Then came all the changes. Firstly the DCA, which, while I understand was necessary was a PR disaster, even though we tried to do our best to help information spread through the investing podcast that we run.

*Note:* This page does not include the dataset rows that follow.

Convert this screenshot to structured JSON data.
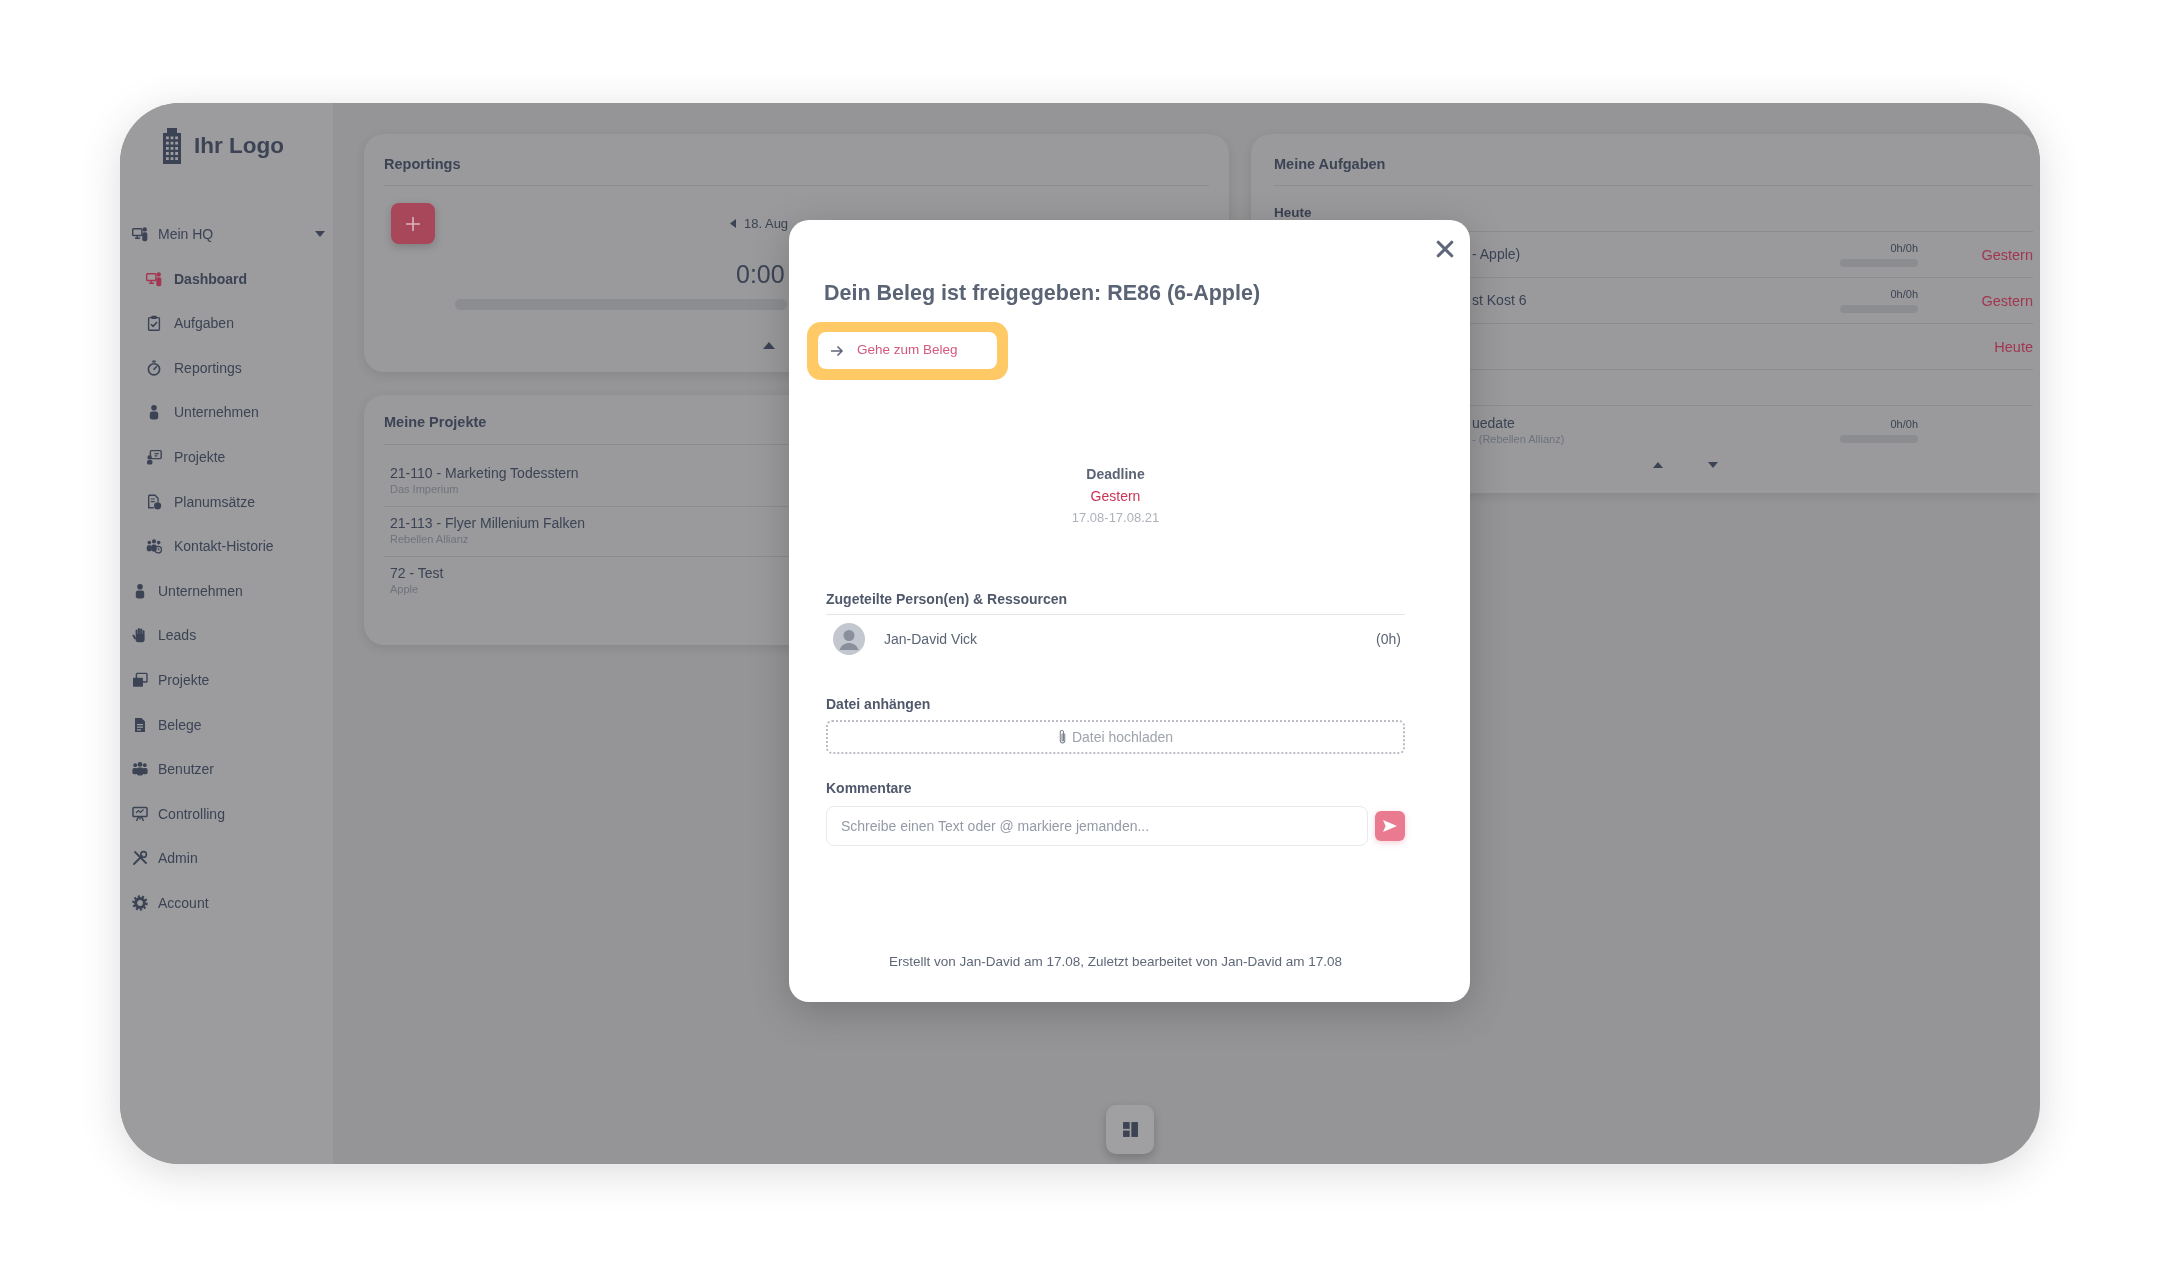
{
  "sidebar": {
    "logo": "Ihr Logo",
    "items": [
      {
        "label": "Mein HQ",
        "expanded": true,
        "selected": false,
        "children": [
          {
            "label": "Dashboard",
            "selected": true
          },
          {
            "label": "Aufgaben",
            "selected": false
          },
          {
            "label": "Reportings",
            "selected": false
          },
          {
            "label": "Unternehmen",
            "selected": false
          },
          {
            "label": "Projekte",
            "selected": false
          },
          {
            "label": "Planumsätze",
            "selected": false
          },
          {
            "label": "Kontakt-Historie",
            "selected": false
          }
        ]
      },
      {
        "label": "Unternehmen",
        "expanded": false,
        "selected": false
      },
      {
        "label": "Leads",
        "expanded": false,
        "selected": false
      },
      {
        "label": "Projekte",
        "expanded": false,
        "selected": false
      },
      {
        "label": "Belege",
        "expanded": false,
        "selected": false
      },
      {
        "label": "Benutzer",
        "expanded": false,
        "selected": false
      },
      {
        "label": "Controlling",
        "expanded": false,
        "selected": false
      },
      {
        "label": "Admin",
        "expanded": false,
        "selected": false
      },
      {
        "label": "Account",
        "expanded": false,
        "selected": false
      }
    ]
  },
  "reportings": {
    "title": "Reportings",
    "date": "18. Aug",
    "time": "0:00"
  },
  "projects": {
    "title": "Meine Projekte",
    "items": [
      {
        "title": "21-110 - Marketing Todesstern",
        "client": "Das Imperium"
      },
      {
        "title": "21-113 - Flyer Millenium Falken",
        "client": "Rebellen Allianz"
      },
      {
        "title": "72 - Test",
        "client": "Apple"
      }
    ]
  },
  "tasks": {
    "title": "Meine Aufgaben",
    "groups": [
      {
        "heading": "Heute",
        "rows": [
          {
            "title": "- Apple)",
            "hours": "0h/0h",
            "due": "Gestern"
          },
          {
            "title": "st Kost 6",
            "hours": "0h/0h",
            "due": "Gestern"
          },
          {
            "due": "Heute"
          }
        ]
      },
      {
        "rows": [
          {
            "title": "uedate",
            "subtitle": "- (Rebellen Allianz)",
            "hours": "0h/0h"
          }
        ]
      }
    ]
  },
  "modal": {
    "title": "Dein Beleg ist freigegeben: RE86 (6-Apple)",
    "link": {
      "label": "Gehe zum Beleg",
      "highlighted": true
    },
    "deadline": {
      "label": "Deadline",
      "value": "Gestern",
      "range": "17.08-17.08.21"
    },
    "assignees": {
      "heading": "Zugeteilte Person(en) & Ressourcen",
      "people": [
        {
          "name": "Jan-David Vick",
          "hours": "(0h)"
        }
      ]
    },
    "attachment": {
      "heading": "Datei anhängen",
      "upload": "Datei hochladen"
    },
    "comments": {
      "heading": "Kommentare",
      "placeholder": "Schreibe einen Text oder @ markiere jemanden..."
    },
    "footer": "Erstellt von Jan-David am 17.08, Zuletzt bearbeitet von Jan-David am 17.08"
  }
}
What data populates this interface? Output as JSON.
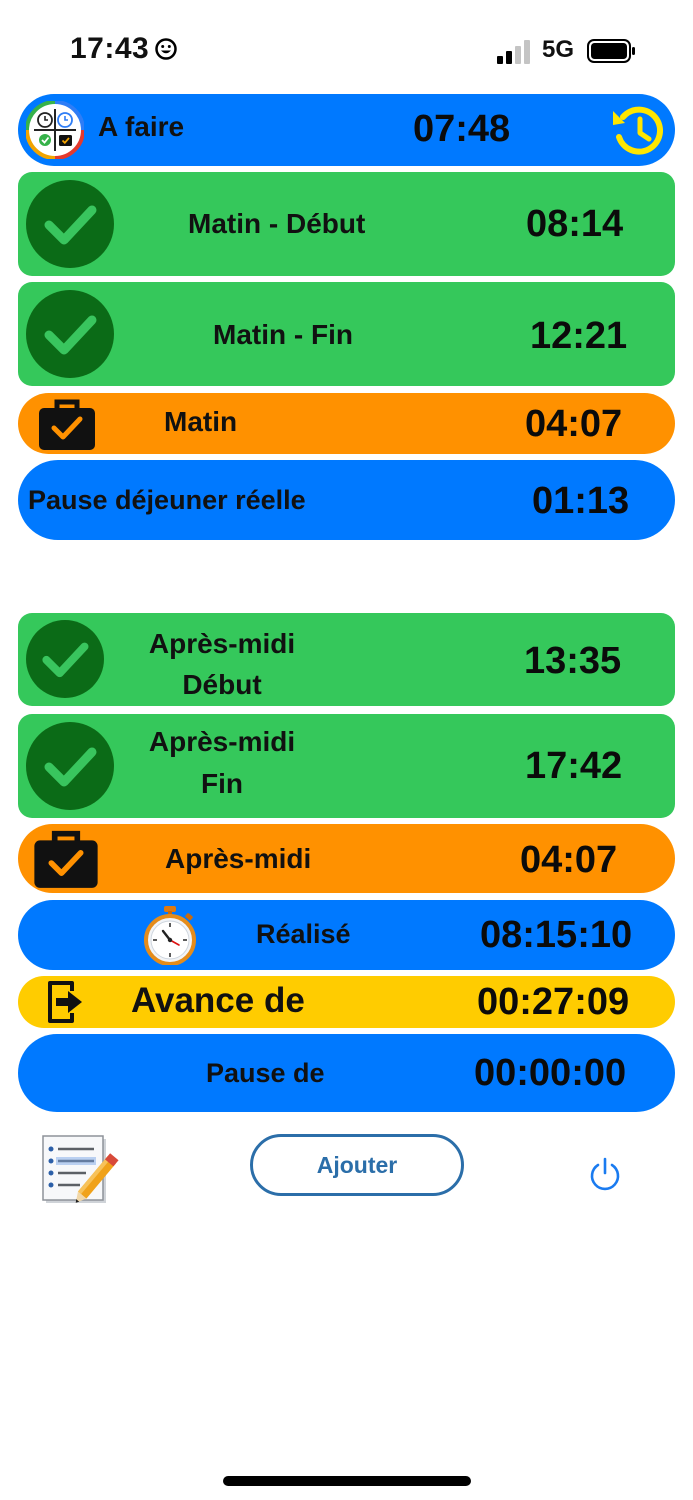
{
  "status": {
    "time": "17:43",
    "network": "5G"
  },
  "header": {
    "title": "A faire",
    "value": "07:48"
  },
  "rows": {
    "matin_debut": {
      "label": "Matin - Début",
      "value": "08:14"
    },
    "matin_fin": {
      "label": "Matin - Fin",
      "value": "12:21"
    },
    "matin": {
      "label": "Matin",
      "value": "04:07"
    },
    "pause_dejeuner": {
      "label": "Pause déjeuner réelle",
      "value": "01:13"
    },
    "apres_midi_debut": {
      "label_line1": "Après-midi",
      "label_line2": "Début",
      "value": "13:35"
    },
    "apres_midi_fin": {
      "label_line1": "Après-midi",
      "label_line2": "Fin",
      "value": "17:42"
    },
    "apres_midi": {
      "label": "Après-midi",
      "value": "04:07"
    },
    "realise": {
      "label": "Réalisé",
      "value": "08:15:10"
    },
    "avance": {
      "label": "Avance de",
      "value": "00:27:09"
    },
    "pause": {
      "label": "Pause de",
      "value": "00:00:00"
    }
  },
  "toolbar": {
    "add_label": "Ajouter"
  },
  "icons": [
    "smiley-icon",
    "signal-icon",
    "battery-icon",
    "app-logo-icon",
    "history-icon",
    "check-icon",
    "briefcase-check-icon",
    "stopwatch-icon",
    "exit-icon",
    "notes-edit-icon",
    "power-icon"
  ],
  "colors": {
    "blue": "#0079ff",
    "green": "#35c85b",
    "dark_green": "#0b6b17",
    "orange": "#ff9100",
    "yellow": "#ffcc00",
    "history_yellow": "#ffe600",
    "button_border": "#2b6ea9"
  }
}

The final nail in the coffin, however, is turning out to be the thing that a lot of active investors, including myself, predicted would be the biggest issue – API investments cannot compete against portfolio managers, meaning as long as enough people turn on their autobidders being an active investor is close to impossible.

What this means, is that since the middle of October there has been a steep drop-off for loans, and as such, I have not received a single loan through API bids since October the 13th. Asking around, it seems like other investors are in the same boat as well, leaving only two options available. 1) turning on the automatic portfolio manager or 2) actively trading on the secondary market.

Fundamentally, I do not wish to passively invest in Bondora, which means that if I do turn on the autobidder, it will be just with some play money to test it. I’m just so confused at the direction that Bondora is moving towards – why build all the tools necessary for active investing and then actually make active investing impossible?

Unless the plan was to make API bidding viable for the secondary market only (where it seems to be quite successful). In that case, good luck to all the people making great deals on the secondary market, but I feel the amount of money I currently have in Bondora is not worth the effort of building up the level of statistical modelling which would be required for trading well on the secondary market.

Which means, I’ve slowly started to sell off my company portfolio’s loans, and will continue to do so until I manage to sell most of what I can at value, leaving maybe a small amount of money circulating to see what’s happening. Kind of sad, seeing as Bondora was the portal I started with, and I fundamentally liked their business ideas, but I think my investing ideals have just drifted very far apart from what they’re doing now. Lucky for me, though, there are multiple other viable offers on the market, meaning there is no reason for the money to sit idle!